Task instructions: Copy the data that follows exactly. Include no pictures.

Data shown:
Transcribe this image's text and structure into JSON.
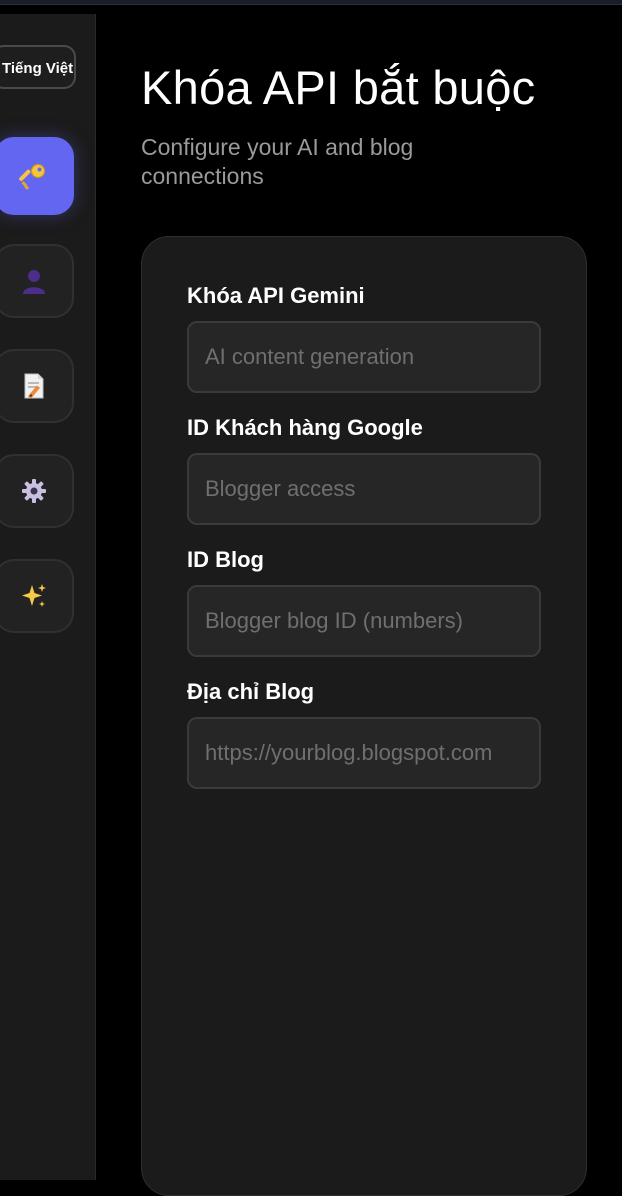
{
  "language": {
    "label": "Tiếng Việt"
  },
  "nav": {
    "items": [
      {
        "icon": "key-icon",
        "active": true
      },
      {
        "icon": "user-icon",
        "active": false
      },
      {
        "icon": "memo-icon",
        "active": false
      },
      {
        "icon": "gear-icon",
        "active": false
      },
      {
        "icon": "sparkles-icon",
        "active": false
      }
    ]
  },
  "page": {
    "title": "Khóa API bắt buộc",
    "subtitle": "Configure your AI and blog connections"
  },
  "form": {
    "fields": [
      {
        "label": "Khóa API Gemini",
        "placeholder": "AI content generation",
        "value": ""
      },
      {
        "label": "ID Khách hàng Google",
        "placeholder": "Blogger access",
        "value": ""
      },
      {
        "label": "ID Blog",
        "placeholder": "Blogger blog ID (numbers)",
        "value": ""
      },
      {
        "label": "Địa chỉ Blog",
        "placeholder": "https://yourblog.blogspot.com",
        "value": ""
      }
    ]
  },
  "colors": {
    "accent": "#6366f1",
    "background": "#000000",
    "sidebar": "#1b1b1b",
    "card": "#1b1b1b"
  }
}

Answer:
Transcribe this image's text and structure into JSON.
{
  "language": {
    "label": "Tiếng Việt"
  },
  "nav": {
    "items": [
      {
        "icon": "key-icon",
        "active": true
      },
      {
        "icon": "user-icon",
        "active": false
      },
      {
        "icon": "memo-icon",
        "active": false
      },
      {
        "icon": "gear-icon",
        "active": false
      },
      {
        "icon": "sparkles-icon",
        "active": false
      }
    ]
  },
  "page": {
    "title": "Khóa API bắt buộc",
    "subtitle": "Configure your AI and blog connections"
  },
  "form": {
    "fields": [
      {
        "label": "Khóa API Gemini",
        "placeholder": "AI content generation",
        "value": ""
      },
      {
        "label": "ID Khách hàng Google",
        "placeholder": "Blogger access",
        "value": ""
      },
      {
        "label": "ID Blog",
        "placeholder": "Blogger blog ID (numbers)",
        "value": ""
      },
      {
        "label": "Địa chỉ Blog",
        "placeholder": "https://yourblog.blogspot.com",
        "value": ""
      }
    ]
  },
  "colors": {
    "accent": "#6366f1",
    "background": "#000000",
    "sidebar": "#1b1b1b",
    "card": "#1b1b1b"
  }
}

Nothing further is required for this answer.